59 נט

IF I HAD A HAMMER

If I had a hammer,
I'd hammer in the morning
I'd hammer in the evening,
All over this land

I'd hammer out danger,
I'd hammer out a warning,
I'd hammer out love between my brothers and my sisters,
All over this land.

If I had a bell,
I'd ring it in the morning,
I'd ring it in the evening,
All over this land

I'd ring out danger,
I'd ring out a warning
I'd ring out love between my brothers and my sisters,
All over this land.

If I had a song,
I'd sing it in the morning,
I'd sing it in the evening,
All over this land

I'd sing out danger,
I'd sing out a warning
I'd sing out love between my brothers and my sisters,
All over this land.

Well I got a hammer,
And I got a bell,
And I got a song to sing, all over this land.

It's the hammer of Justice,
It's the bell of Freedom,
It's the song about Love between my brothers and my sisters,
All over this land.

It's the hammer of Justice,
It's the bell of Freedom,
It's the song about Love between my brothers and my sisters,
All over this land.

60 ס

Rabbi Abraham Joushua Heschel, “The White Man on Trial” (1964)

The tragedy of Pharaoh was the failure to realize that the exodus from slavery could have spelled redemption for both Israel and Egypt. Would that Pharaoh and the Egyptians had joined the Israelites in the desert and together stood at the foot of Sinai!

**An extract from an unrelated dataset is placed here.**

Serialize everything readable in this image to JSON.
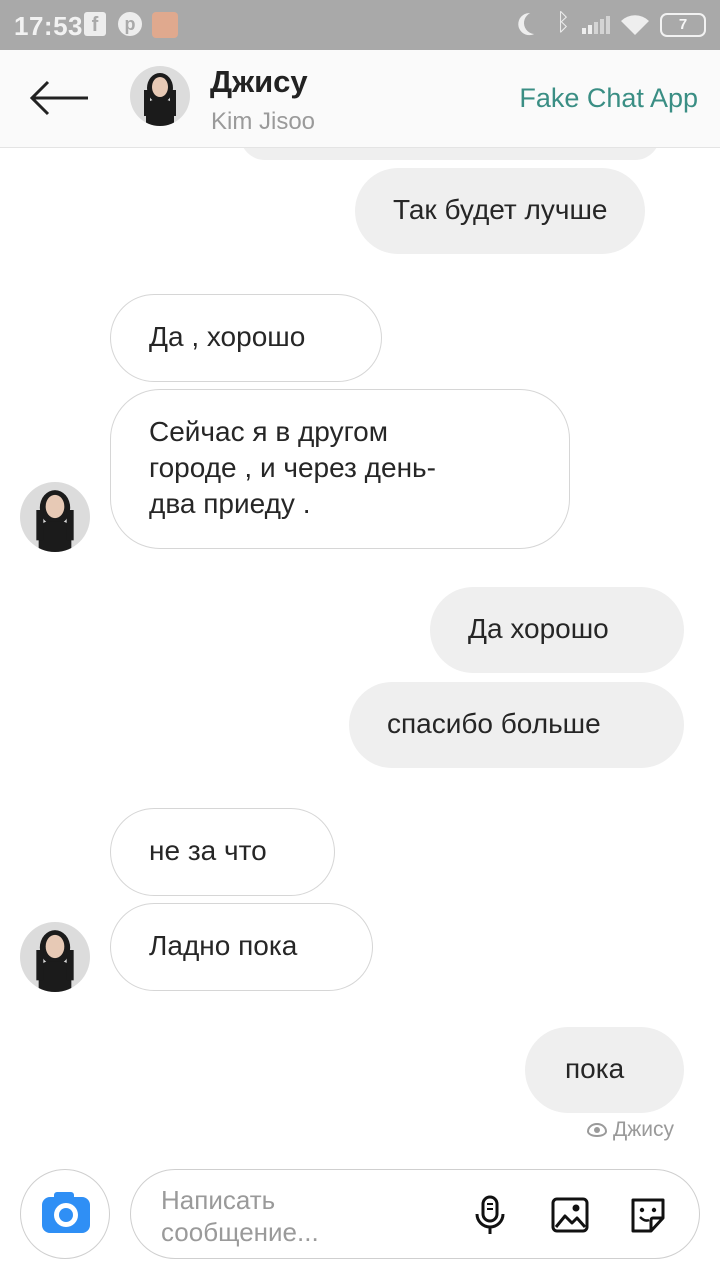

61 סא
62 סב
(ד) וְשָׁפַט֙ בֵּ֣ין הַגּוֹיִ֔ם וְהוֹכִ֖יחַ לְעַמִּ֣ים רַבִּ֑ים וְכִתְּת֨וּ חַרְבוֹתָ֜ם לְאִתִּ֗ים וַחֲנִיתֽוֹתֵיהֶם֙ לְמַזְמֵר֔וֹת לֹא־יִשָּׂ֨א ג֤וֹי אֶל־גּוֹי֙ חֶ֔רֶב וְלֹא־יִלְמְד֥וּ ע֖וֹד מִלְחָמָֽה׃ (פ)

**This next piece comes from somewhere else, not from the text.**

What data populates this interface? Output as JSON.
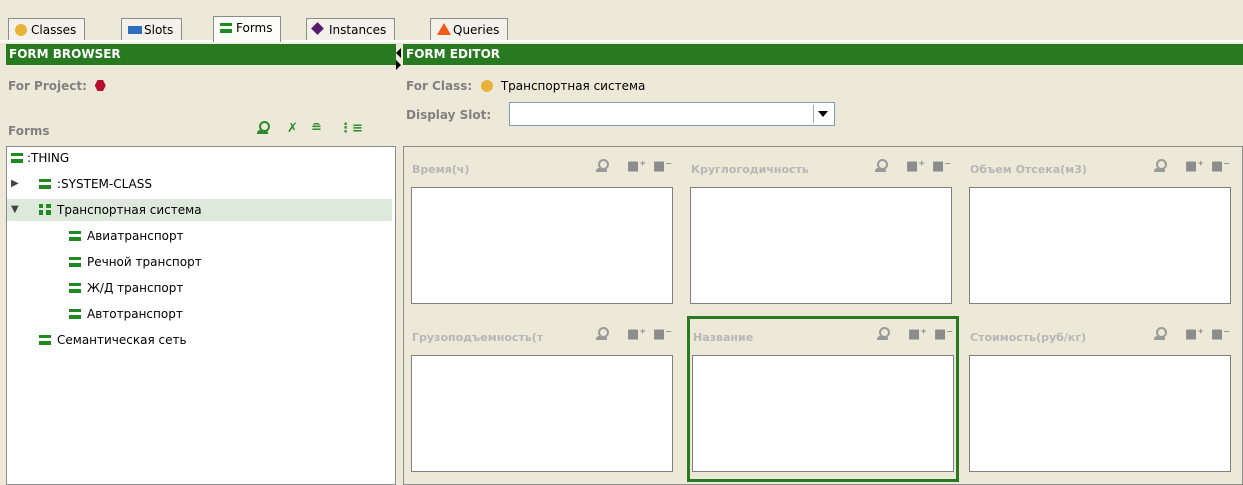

(4) Thus God will judge among the nations And arbitrate for the many peoples, And they shall beat their swords into plowshares And their spears into pruning hooks: Nation shall not take up Sword against nation; They shall never again know war.

63 סג

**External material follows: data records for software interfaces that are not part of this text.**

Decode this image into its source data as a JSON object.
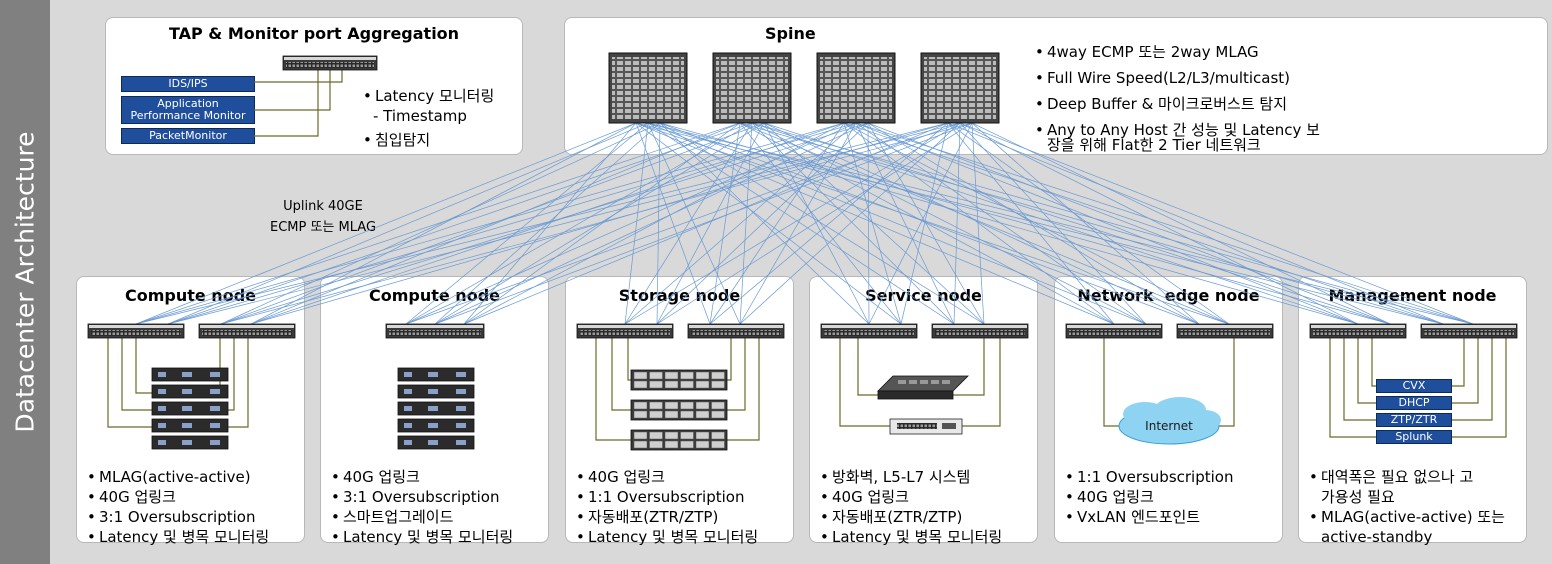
{
  "sidebar_title": "Datacenter Architecture",
  "tap": {
    "title": "TAP & Monitor port Aggregation",
    "tools": [
      "IDS/IPS",
      "Application Performance Monitor",
      "PacketMonitor"
    ],
    "bullets": [
      "Latency 모니터링",
      "- Timestamp",
      "침입탐지"
    ]
  },
  "spine": {
    "title": "Spine",
    "bullets": [
      "4way ECMP 또는 2way MLAG",
      "Full Wire Speed(L2/L3/multicast)",
      "Deep Buffer & 마이크로버스트 탐지",
      "Any to Any Host 간 성능 및 Latency 보",
      "장을 위해 Flat한 2 Tier 네트워크"
    ]
  },
  "uplink": {
    "line1": "Uplink 40GE",
    "line2": "ECMP 또는 MLAG"
  },
  "nodes": [
    {
      "title": "Compute node",
      "bullets": [
        "MLAG(active-active)",
        "40G 업링크",
        "3:1 Oversubscription",
        "Latency 및 병목 모니터링"
      ]
    },
    {
      "title": "Compute node",
      "bullets": [
        "40G 업링크",
        "3:1 Oversubscription",
        "스마트업그레이드",
        "Latency 및 병목 모니터링"
      ]
    },
    {
      "title": "Storage node",
      "bullets": [
        "40G 업링크",
        "1:1 Oversubscription",
        "자동배포(ZTR/ZTP)",
        "Latency 및 병목 모니터링"
      ]
    },
    {
      "title": "Service node",
      "bullets": [
        "방화벽, L5-L7 시스템",
        "40G 업링크",
        "자동배포(ZTR/ZTP)",
        "Latency 및 병목 모니터링"
      ]
    },
    {
      "title": "Network  edge node",
      "bullets": [
        "1:1 Oversubscription",
        "40G 업링크",
        "VxLAN 엔드포인트"
      ]
    },
    {
      "title": "Management node",
      "bullets": [
        "대역폭은 필요 없으나 고",
        "가용성 필요",
        "MLAG(active-active) 또는",
        "active-standby"
      ]
    }
  ],
  "internet_label": "Internet",
  "mgmt_services": [
    "CVX",
    "DHCP",
    "ZTP/ZTR",
    "Splunk"
  ],
  "colors": {
    "link": "#6a9ad4",
    "cable": "#6b6b2a",
    "tool_blue": "#1f4e9c",
    "sidebar": "#808080"
  }
}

Lo yisa goy el goy kherev v'lo yilm'du od milkhamah.